The immigrants said they were promised construction and general labor jobs, but were made to work with hazardous asbestos and lead, and forced to pay for “classes” in asbestos and lead removal through payroll deductions.
They say they were forced to wait for weeks before being put to work, were not paid “in compliance with federal law,” and were fired if they protested about any of it.
The immigrant workers, along with five American workers, are suing the company. The American workers are suing because they say the companies lied about not having available American labor to do the job and only wanted the immigrant labor for wage exploitation.
And then there’s the farmers.
Life as a fruit or vegetable picker has long been known to be a hard life and made unbearable by those farmers who are only fixated on baskets of quotas and have little respect for their workers who must toil in the hot sun.
Because of this low respect for human life, men and women have died in the fields picking this nation’s foods because the farmers did little to help their workers cope with the heat.
Now comes news of the latest atrocity practiced by a farmer towards his workers.
Giumarra–the world’s largest table grape company that employs close to 3,500 grape workers, who has been found guilty in the past of intimidating, exploiting and endangering their workers has found a new way to bully their workers.
Giumarra has another way of forcing workers to reach unrealistic quotas and to intimidate workers. It’s a version of the “time outs” you do to a little kid when they are naughty. Giumarra is the only grape grower who uses this humiliating public method of punishment.
A worker does not pick fast enough or dares to question a supervisor? They get an unpaid, “time out” where they need to sit and wait until the supervisor says they can go back to work.
In an occupation where labor literally translates into dollars, such a “time out” tactic is a form of retaliation against workers and illustrates how some of these farmers/companies have so little value for their workers.
The troubling aspect is that these companies/people that exploit immigrant labor feel above the law, or at the least out of its reach.

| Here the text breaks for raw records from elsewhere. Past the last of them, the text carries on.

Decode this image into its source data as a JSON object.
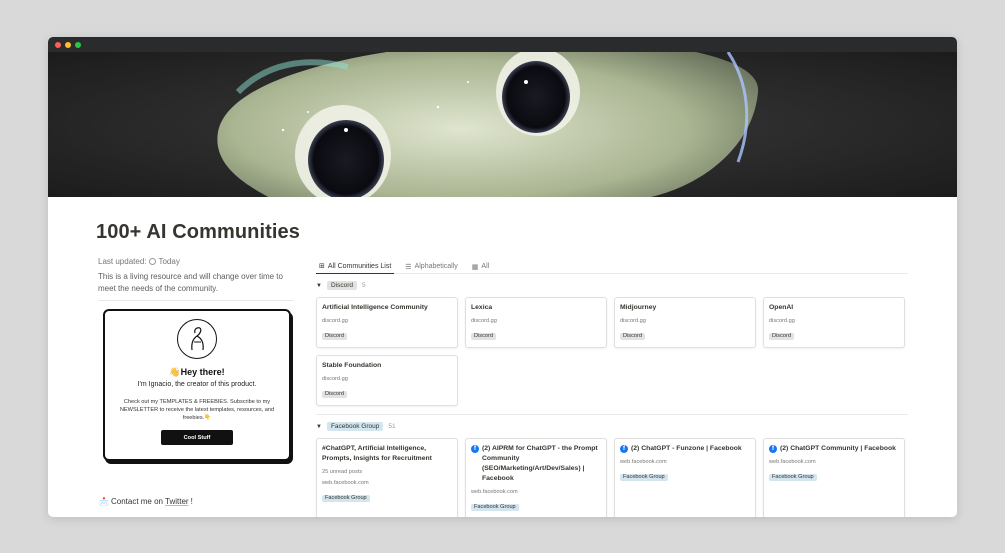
{
  "window": {
    "controls": [
      "close",
      "minimize",
      "maximize"
    ]
  },
  "page": {
    "title": "100+ AI Communities",
    "last_updated_label": "Last updated:",
    "last_updated_value": "Today",
    "description": "This is a living resource and will change over time to meet the needs of the community."
  },
  "promo": {
    "title": "Hey there!",
    "subtitle": "I'm Ignacio, the creator of this product.",
    "body": "Check out my TEMPLATES & FREEBIES. Subscribe to my NEWSLETTER to receive the latest templates, resources, and freebies.",
    "button": "Cool Stuff"
  },
  "contact": {
    "prefix": "Contact me on",
    "link": "Twitter",
    "suffix": "!"
  },
  "tabs": [
    {
      "label": "All Communities List",
      "icon": "gallery-icon",
      "active": true
    },
    {
      "label": "Alphabetically",
      "icon": "list-icon",
      "active": false
    },
    {
      "label": "All",
      "icon": "table-icon",
      "active": false
    }
  ],
  "groups": [
    {
      "name": "Discord",
      "count": "5",
      "color": "gray",
      "cards": [
        {
          "title": "Artificial Intelligence Community",
          "domain": "discord.gg",
          "tag": "Discord"
        },
        {
          "title": "Lexica",
          "domain": "discord.gg",
          "tag": "Discord"
        },
        {
          "title": "Midjourney",
          "domain": "discord.gg",
          "tag": "Discord"
        },
        {
          "title": "OpenAI",
          "domain": "discord.gg",
          "tag": "Discord"
        },
        {
          "title": "Stable Foundation",
          "domain": "discord.gg",
          "tag": "Discord"
        }
      ]
    },
    {
      "name": "Facebook Group",
      "count": "51",
      "color": "blue",
      "cards": [
        {
          "title": "#ChatGPT, Artificial Intelligence, Prompts, Insights for Recruitment",
          "extra": "25 unread posts",
          "domain": "web.facebook.com",
          "tag": "Facebook Group",
          "fb": false
        },
        {
          "title": "(2) AIPRM for ChatGPT - the Prompt Community (SEO/Marketing/Art/Dev/Sales) | Facebook",
          "domain": "web.facebook.com",
          "tag": "Facebook Group",
          "fb": true
        },
        {
          "title": "(2) ChatGPT - Funzone | Facebook",
          "domain": "web.facebook.com",
          "tag": "Facebook Group",
          "fb": true
        },
        {
          "title": "(2) ChatGPT Community | Facebook",
          "domain": "web.facebook.com",
          "tag": "Facebook Group",
          "fb": true
        }
      ]
    }
  ]
}
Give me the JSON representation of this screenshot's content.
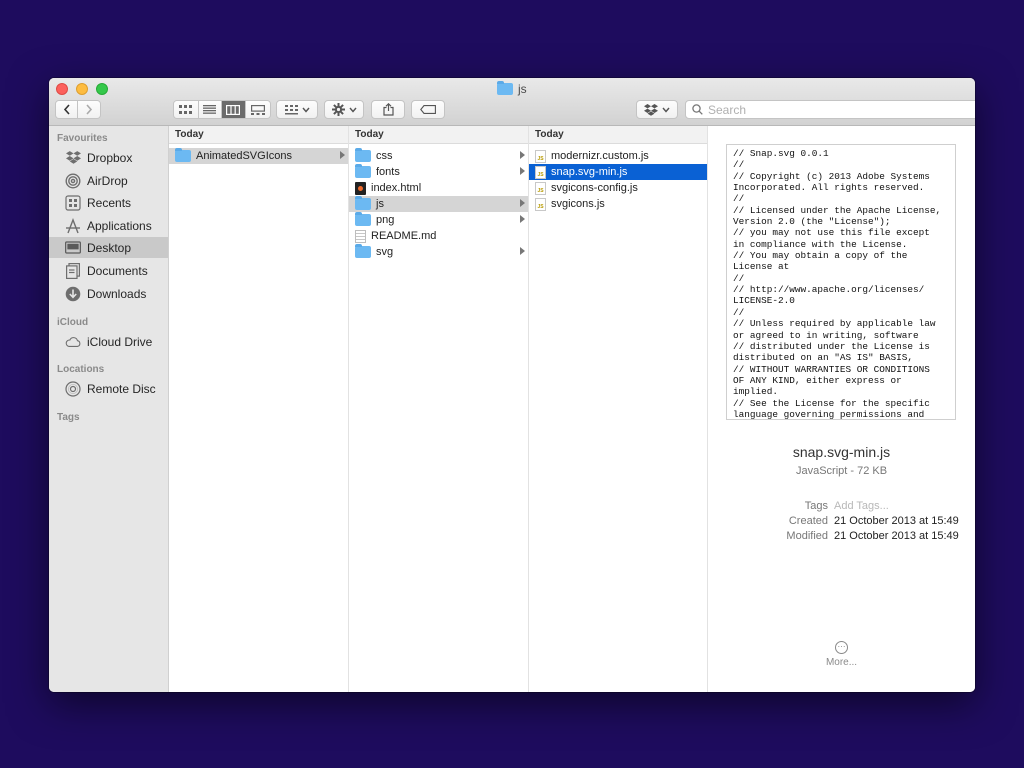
{
  "window": {
    "title": "js"
  },
  "toolbar": {
    "back_icon": "chevron-left",
    "forward_icon": "chevron-right",
    "view_modes": [
      "icon-view",
      "list-view",
      "column-view",
      "gallery-view"
    ],
    "active_view": "column-view",
    "search_placeholder": "Search"
  },
  "sidebar": {
    "favourites_label": "Favourites",
    "favourites": [
      {
        "label": "Dropbox",
        "icon": "dropbox-icon"
      },
      {
        "label": "AirDrop",
        "icon": "airdrop-icon"
      },
      {
        "label": "Recents",
        "icon": "clock-icon"
      },
      {
        "label": "Applications",
        "icon": "applications-icon"
      },
      {
        "label": "Desktop",
        "icon": "desktop-icon",
        "selected": true
      },
      {
        "label": "Documents",
        "icon": "document-icon"
      },
      {
        "label": "Downloads",
        "icon": "download-icon"
      }
    ],
    "icloud_label": "iCloud",
    "icloud": [
      {
        "label": "iCloud Drive",
        "icon": "cloud-icon"
      }
    ],
    "locations_label": "Locations",
    "locations": [
      {
        "label": "Remote Disc",
        "icon": "disc-icon"
      }
    ],
    "tags_label": "Tags"
  },
  "columns": [
    {
      "header": "Today",
      "items": [
        {
          "name": "AnimatedSVGIcons",
          "type": "folder",
          "has_children": true,
          "selected": "grey"
        }
      ]
    },
    {
      "header": "Today",
      "items": [
        {
          "name": "css",
          "type": "folder",
          "has_children": true
        },
        {
          "name": "fonts",
          "type": "folder",
          "has_children": true
        },
        {
          "name": "index.html",
          "type": "html"
        },
        {
          "name": "js",
          "type": "folder",
          "has_children": true,
          "selected": "grey"
        },
        {
          "name": "png",
          "type": "folder",
          "has_children": true
        },
        {
          "name": "README.md",
          "type": "text"
        },
        {
          "name": "svg",
          "type": "folder",
          "has_children": true
        }
      ]
    },
    {
      "header": "Today",
      "items": [
        {
          "name": "modernizr.custom.js",
          "type": "js"
        },
        {
          "name": "snap.svg-min.js",
          "type": "js",
          "selected": "blue"
        },
        {
          "name": "svgicons-config.js",
          "type": "js"
        },
        {
          "name": "svgicons.js",
          "type": "js"
        }
      ]
    }
  ],
  "preview": {
    "code_lines": [
      "// Snap.svg 0.0.1",
      "//",
      "// Copyright (c) 2013 Adobe Systems",
      "Incorporated. All rights reserved.",
      "//",
      "// Licensed under the Apache License,",
      "Version 2.0 (the \"License\");",
      "// you may not use this file except",
      "in compliance with the License.",
      "// You may obtain a copy of the",
      "License at",
      "//",
      "// http://www.apache.org/licenses/",
      "LICENSE-2.0",
      "//",
      "// Unless required by applicable law",
      "or agreed to in writing, software",
      "// distributed under the License is",
      "distributed on an \"AS IS\" BASIS,",
      "// WITHOUT WARRANTIES OR CONDITIONS",
      "OF ANY KIND, either express or",
      "implied.",
      "// See the License for the specific",
      "language governing permissions and"
    ],
    "file_name": "snap.svg-min.js",
    "file_kind": "JavaScript - 72 KB",
    "tags_label": "Tags",
    "tags_placeholder": "Add Tags...",
    "created_label": "Created",
    "created_value": "21 October 2013 at 15:49",
    "modified_label": "Modified",
    "modified_value": "21 October 2013 at 15:49",
    "more_label": "More..."
  },
  "colors": {
    "desktop_bg": "#1e0c5e",
    "selection_blue": "#0a61d4",
    "folder_blue": "#6cb9f2"
  }
}
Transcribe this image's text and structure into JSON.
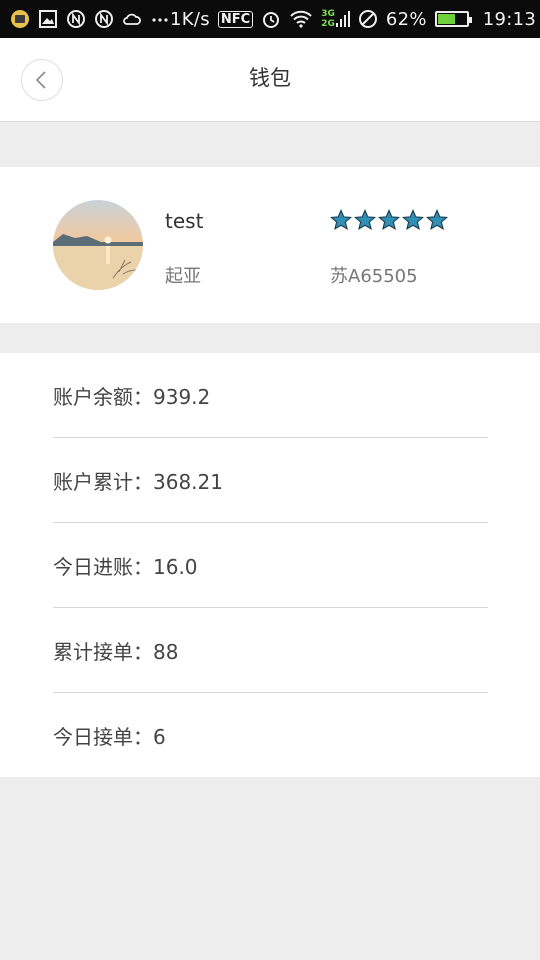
{
  "status_bar": {
    "net_speed": "1K/s",
    "network_3g": "3G",
    "network_2g": "2G",
    "battery_percent": "62%",
    "battery_level": 0.62,
    "time": "19:13",
    "icons": [
      "app-icon",
      "image-icon",
      "n-icon",
      "n-icon",
      "cloud-icon",
      "more-icon",
      "nfc-icon",
      "alarm-icon",
      "wifi-icon",
      "signal-icon",
      "blocked-icon",
      "battery-icon"
    ]
  },
  "navbar": {
    "title": "钱包",
    "back_icon": "chevron-left-icon"
  },
  "profile": {
    "name": "test",
    "car_brand": "起亚",
    "plate": "苏A65505",
    "rating": 5,
    "star_color": "#2f8fb5"
  },
  "stats": [
    {
      "label": "账户余额：939.2"
    },
    {
      "label": "账户累计：368.21"
    },
    {
      "label": "今日进账：16.0"
    },
    {
      "label": "累计接单：88"
    },
    {
      "label": "今日接单：6"
    }
  ]
}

The grape workers have filed charges against the company and as was expected, Giumarra management is already retaliating. Friends of the workers are asking people to email Giumarra and demand they treat their workers with respect and dignity.
Yet, no petition or mass email campaign will have the same kind of impact as stronger laws to punitively punish those companies that knowingly exploit people for their labor – regardless of their legal status.
As the Fair Labor Standards Act outlines: A worker is a worker and the aggrieved have a right to sue.